Digital Millennium Copyright Act (DMCA) is a United States copyright law. DMCA strengthened the legal protection of intellectual property rights.

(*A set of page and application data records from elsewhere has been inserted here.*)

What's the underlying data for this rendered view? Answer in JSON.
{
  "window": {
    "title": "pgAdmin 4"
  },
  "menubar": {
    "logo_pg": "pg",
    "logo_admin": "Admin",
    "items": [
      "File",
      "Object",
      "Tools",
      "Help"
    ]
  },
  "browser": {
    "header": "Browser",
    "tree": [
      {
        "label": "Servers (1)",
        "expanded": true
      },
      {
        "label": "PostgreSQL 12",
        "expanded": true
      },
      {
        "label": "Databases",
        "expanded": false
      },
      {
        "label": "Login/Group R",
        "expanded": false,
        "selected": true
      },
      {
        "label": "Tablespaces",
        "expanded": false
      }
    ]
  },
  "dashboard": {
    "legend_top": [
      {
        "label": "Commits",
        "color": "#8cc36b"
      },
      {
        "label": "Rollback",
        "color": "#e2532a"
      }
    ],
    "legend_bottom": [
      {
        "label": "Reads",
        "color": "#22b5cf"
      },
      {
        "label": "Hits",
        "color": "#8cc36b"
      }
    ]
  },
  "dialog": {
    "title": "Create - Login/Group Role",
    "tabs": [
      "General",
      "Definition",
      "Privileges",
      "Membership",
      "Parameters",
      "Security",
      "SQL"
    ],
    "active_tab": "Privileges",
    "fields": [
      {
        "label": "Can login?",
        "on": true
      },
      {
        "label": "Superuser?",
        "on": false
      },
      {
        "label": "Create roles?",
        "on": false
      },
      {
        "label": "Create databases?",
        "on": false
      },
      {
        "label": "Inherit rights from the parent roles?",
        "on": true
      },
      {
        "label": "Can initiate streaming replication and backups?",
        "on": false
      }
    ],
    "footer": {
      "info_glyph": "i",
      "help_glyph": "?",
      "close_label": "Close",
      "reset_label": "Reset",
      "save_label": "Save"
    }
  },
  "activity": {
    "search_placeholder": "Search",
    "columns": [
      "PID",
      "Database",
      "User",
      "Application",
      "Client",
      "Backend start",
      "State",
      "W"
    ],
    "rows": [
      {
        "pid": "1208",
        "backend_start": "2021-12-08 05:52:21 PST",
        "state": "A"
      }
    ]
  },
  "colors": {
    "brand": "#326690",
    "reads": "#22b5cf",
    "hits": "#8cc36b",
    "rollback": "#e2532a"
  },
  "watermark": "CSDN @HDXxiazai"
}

SHARE Sort By: Popularity Alphabetically Filter by: Country/Region: Select Country/Region United States Category: Select Category Academic & Science We have found 1 more result(s) for DMCA DMCA Digital Media Center for the Arts Academic & Science >> Universities & Institutions Suggest new DMCA Full Form Similar Terms NOV : Non Obstante Veredicto (Notwithstanding the Verdict) ACDA : Assured Clear Distance Ahead POA : Power Of Attorney Nearby Terms DMG DMI DMK DML DMLT Dmoz DMRC DMS DMSRD DMTF DMX DMZ DNA DND DNS DNSSEC DO DOA DOB doc DoCoMo DOEACC DOF DOHC Dojo DOP This page lists the full form or full forms of the acronym/abbreviation/shorthand/term DMCA